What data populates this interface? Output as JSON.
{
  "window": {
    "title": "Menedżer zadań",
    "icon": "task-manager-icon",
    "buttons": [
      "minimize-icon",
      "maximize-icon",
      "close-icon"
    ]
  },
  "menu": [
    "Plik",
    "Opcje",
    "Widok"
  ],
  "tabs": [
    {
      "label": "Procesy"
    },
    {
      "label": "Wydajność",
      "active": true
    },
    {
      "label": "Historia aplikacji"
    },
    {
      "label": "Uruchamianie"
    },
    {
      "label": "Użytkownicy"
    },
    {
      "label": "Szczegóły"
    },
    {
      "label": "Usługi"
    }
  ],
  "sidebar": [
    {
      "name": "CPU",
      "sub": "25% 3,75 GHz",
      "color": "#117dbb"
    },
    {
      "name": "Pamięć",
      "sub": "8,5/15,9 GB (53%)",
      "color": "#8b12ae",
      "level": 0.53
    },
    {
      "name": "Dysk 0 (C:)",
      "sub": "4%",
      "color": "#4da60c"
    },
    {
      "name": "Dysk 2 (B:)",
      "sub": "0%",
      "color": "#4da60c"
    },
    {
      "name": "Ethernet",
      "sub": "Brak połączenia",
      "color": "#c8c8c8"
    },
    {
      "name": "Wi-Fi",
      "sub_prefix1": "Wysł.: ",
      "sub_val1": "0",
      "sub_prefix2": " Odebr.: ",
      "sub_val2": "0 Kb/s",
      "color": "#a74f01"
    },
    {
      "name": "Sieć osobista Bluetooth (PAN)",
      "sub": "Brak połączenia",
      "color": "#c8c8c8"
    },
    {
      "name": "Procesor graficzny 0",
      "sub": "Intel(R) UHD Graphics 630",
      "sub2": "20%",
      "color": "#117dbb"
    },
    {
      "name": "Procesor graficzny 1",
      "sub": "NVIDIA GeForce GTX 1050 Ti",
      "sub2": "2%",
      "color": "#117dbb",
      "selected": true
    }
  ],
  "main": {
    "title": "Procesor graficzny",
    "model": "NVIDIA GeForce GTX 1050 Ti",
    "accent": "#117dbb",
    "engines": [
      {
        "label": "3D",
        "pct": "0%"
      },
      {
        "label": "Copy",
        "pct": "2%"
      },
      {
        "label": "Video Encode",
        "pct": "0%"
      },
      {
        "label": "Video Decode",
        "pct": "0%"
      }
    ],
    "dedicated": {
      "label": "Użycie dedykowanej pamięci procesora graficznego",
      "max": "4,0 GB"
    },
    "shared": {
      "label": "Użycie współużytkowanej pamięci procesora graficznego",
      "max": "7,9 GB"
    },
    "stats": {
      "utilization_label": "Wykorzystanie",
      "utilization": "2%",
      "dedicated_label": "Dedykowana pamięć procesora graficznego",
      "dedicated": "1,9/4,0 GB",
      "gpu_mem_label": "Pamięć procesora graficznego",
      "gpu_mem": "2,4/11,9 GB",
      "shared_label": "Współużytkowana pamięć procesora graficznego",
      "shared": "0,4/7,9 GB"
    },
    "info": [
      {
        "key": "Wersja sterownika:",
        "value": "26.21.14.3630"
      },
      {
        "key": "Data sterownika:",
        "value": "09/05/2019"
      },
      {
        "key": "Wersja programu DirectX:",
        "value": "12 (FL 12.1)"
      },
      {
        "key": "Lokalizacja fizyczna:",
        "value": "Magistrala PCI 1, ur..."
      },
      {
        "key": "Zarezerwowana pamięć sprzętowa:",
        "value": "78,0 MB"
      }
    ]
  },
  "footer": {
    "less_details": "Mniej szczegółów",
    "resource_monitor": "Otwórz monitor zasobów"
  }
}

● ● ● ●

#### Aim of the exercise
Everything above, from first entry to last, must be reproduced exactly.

#### Reply
What data populates this interface? Output as JSON.
{
  "window": {
    "title": "Menedżer zadań",
    "icon": "task-manager-icon",
    "buttons": [
      "minimize-icon",
      "maximize-icon",
      "close-icon"
    ]
  },
  "menu": [
    "Plik",
    "Opcje",
    "Widok"
  ],
  "tabs": [
    {
      "label": "Procesy"
    },
    {
      "label": "Wydajność",
      "active": true
    },
    {
      "label": "Historia aplikacji"
    },
    {
      "label": "Uruchamianie"
    },
    {
      "label": "Użytkownicy"
    },
    {
      "label": "Szczegóły"
    },
    {
      "label": "Usługi"
    }
  ],
  "sidebar": [
    {
      "name": "CPU",
      "sub": "25% 3,75 GHz",
      "color": "#117dbb"
    },
    {
      "name": "Pamięć",
      "sub": "8,5/15,9 GB (53%)",
      "color": "#8b12ae",
      "level": 0.53
    },
    {
      "name": "Dysk 0 (C:)",
      "sub": "4%",
      "color": "#4da60c"
    },
    {
      "name": "Dysk 2 (B:)",
      "sub": "0%",
      "color": "#4da60c"
    },
    {
      "name": "Ethernet",
      "sub": "Brak połączenia",
      "color": "#c8c8c8"
    },
    {
      "name": "Wi-Fi",
      "sub_prefix1": "Wysł.: ",
      "sub_val1": "0",
      "sub_prefix2": " Odebr.: ",
      "sub_val2": "0 Kb/s",
      "color": "#a74f01"
    },
    {
      "name": "Sieć osobista Bluetooth (PAN)",
      "sub": "Brak połączenia",
      "color": "#c8c8c8"
    },
    {
      "name": "Procesor graficzny 0",
      "sub": "Intel(R) UHD Graphics 630",
      "sub2": "20%",
      "color": "#117dbb"
    },
    {
      "name": "Procesor graficzny 1",
      "sub": "NVIDIA GeForce GTX 1050 Ti",
      "sub2": "2%",
      "color": "#117dbb",
      "selected": true
    }
  ],
  "main": {
    "title": "Procesor graficzny",
    "model": "NVIDIA GeForce GTX 1050 Ti",
    "accent": "#117dbb",
    "engines": [
      {
        "label": "3D",
        "pct": "0%"
      },
      {
        "label": "Copy",
        "pct": "2%"
      },
      {
        "label": "Video Encode",
        "pct": "0%"
      },
      {
        "label": "Video Decode",
        "pct": "0%"
      }
    ],
    "dedicated": {
      "label": "Użycie dedykowanej pamięci procesora graficznego",
      "max": "4,0 GB"
    },
    "shared": {
      "label": "Użycie współużytkowanej pamięci procesora graficznego",
      "max": "7,9 GB"
    },
    "stats": {
      "utilization_label": "Wykorzystanie",
      "utilization": "2%",
      "dedicated_label": "Dedykowana pamięć procesora graficznego",
      "dedicated": "1,9/4,0 GB",
      "gpu_mem_label": "Pamięć procesora graficznego",
      "gpu_mem": "2,4/11,9 GB",
      "shared_label": "Współużytkowana pamięć procesora graficznego",
      "shared": "0,4/7,9 GB"
    },
    "info": [
      {
        "key": "Wersja sterownika:",
        "value": "26.21.14.3630"
      },
      {
        "key": "Data sterownika:",
        "value": "09/05/2019"
      },
      {
        "key": "Wersja programu DirectX:",
        "value": "12 (FL 12.1)"
      },
      {
        "key": "Lokalizacja fizyczna:",
        "value": "Magistrala PCI 1, ur..."
      },
      {
        "key": "Zarezerwowana pamięć sprzętowa:",
        "value": "78,0 MB"
      }
    ]
  },
  "footer": {
    "less_details": "Mniej szczegółów",
    "resource_monitor": "Otwórz monitor zasobów"
  }
}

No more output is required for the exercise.